What I try to do is to keep ahead of the emails and the text messages, and I am telling myself often that I’m just trying to stay ahead of the curve. And really I think that in a sense, the constant stimuli, the ringing noises that an incoming message has come, almost has been a Pavlovian distraction in my situation.

So what I have taken to doing is turning down alerts and trying my best to not depend on the phone every five minutes or 15 minutes. I really, for a moment or two, put myself on a technology diet, because I’ve thought often about a phrase that one of my professors would use, “the tyranny of the immediate.”

And in the tyranny of the immediate, distraction of the phone and messages has kept me from thinking the kinds of thoughts and having the sustained reflection that allows me to do my work with any kind of meaning.

And so while the device is helpful as a tool of communication, I think one of the difficulties if we do not untether ourselves is it keeps us -- it becomes an enemy of reflection and thought. And with all that’s going on in the world, we need to be reflective and thoughtful about what we’re saying and how we’re moving in the world.

So I applaud the devices for what they can do, but I also fear what will happen if we are not clear about how these devices lead us away from sustained thought and, many times, from deep conversations that can become transformational for us and for our institutions.

Laura Everett: I think a lot about that, too, and the sort of pastoral response that I want to have to people, that gift of careful listening, the kind of listening that I believe God does to us, the practice of pastoral attentiveness.

And I know that when I’ve got my Twitter alerts coming in, or text message after text message and email alerts, that I’m not giving the kind of pastoral attentiveness that I want to. I’m not being the kind of pastor I want to.

I like being highly connected.

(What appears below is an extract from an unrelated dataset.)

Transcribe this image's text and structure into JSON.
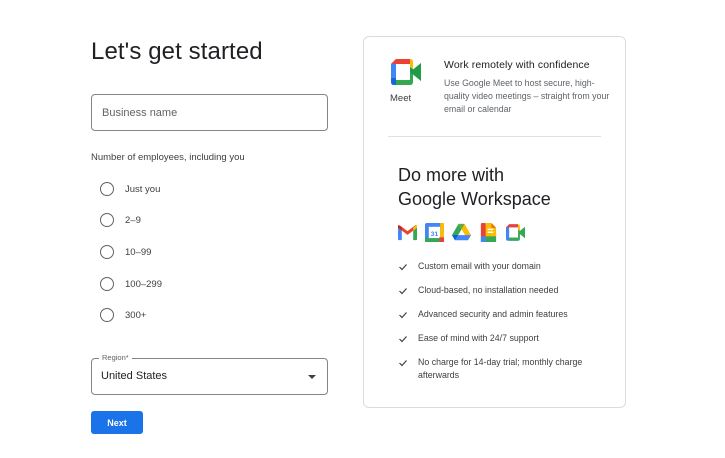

I think it’s part of what has allowed me to do my job well, to make the vibrant church visible, to tell the stories I want to tell. At the same time, that hyperconnectedness sometimes gets in the way of me being a good pastor.

You know, one of the things I’ve actually changed on this is I noticed that some of the older generation perceived my checking of my phone as disrespectful, even when I was just checking to see what time it was.

And, Bill, I’ve made some changes, and instead of checking my phone, I actually bought a wristwatch so that I can look on my wrist and see what time [it is]. And you know, I don’t think it’s disrespectful to check my phone, but I recognize, for some of my older members of the community, that they perceive it as not being attentive.

And so you know, I’m willing to make that kind of adaptation for the good of the whole.

Bill Lamar: Laura, for my benefit and for the benefit of our listeners, could you tell us what a wristwatch is?

[Laughter]

Laura Everett: They’re ancient devices. [Laughter] Very funny, Bill.

Thanks for listening to “Can These Bones.” I hope you enjoyed it as much as we did. There’s more about Astead Herndon, including some of his writing, on our website, www.canthesebones.com.

Bill, who are we talking to next?

Bill Lamar: Laura, I had a fascinating conversation with Albert Reyes, president and CEO of Buckner International, a global ministry serving children and senior adults.

Laura Everett: I’m looking forward to it.

“Can These Bones” is brought to you by Faith & Leadership, a learning resource for Christian leaders and their institutions from Leadership Education at Duke Divinity. It’s produced by Sally Hicks, Kelly Ryan Gilmer and Dave Odom. Our theme music is by Blue Dot Sessions. Funding is provided by Lilly Endowment Inc.

Listeners, we’d love to hear from you. Share your thoughts about this podcast on social media. I’m on Twitter @RevEverett, and you can find my colleague Bill at @WilliamHLamarIV. You can also find us through our website, www.canthesebones.com.

I’m Laura Everett, and this is “Can These Bones.”

This transcript has been edited for clarity.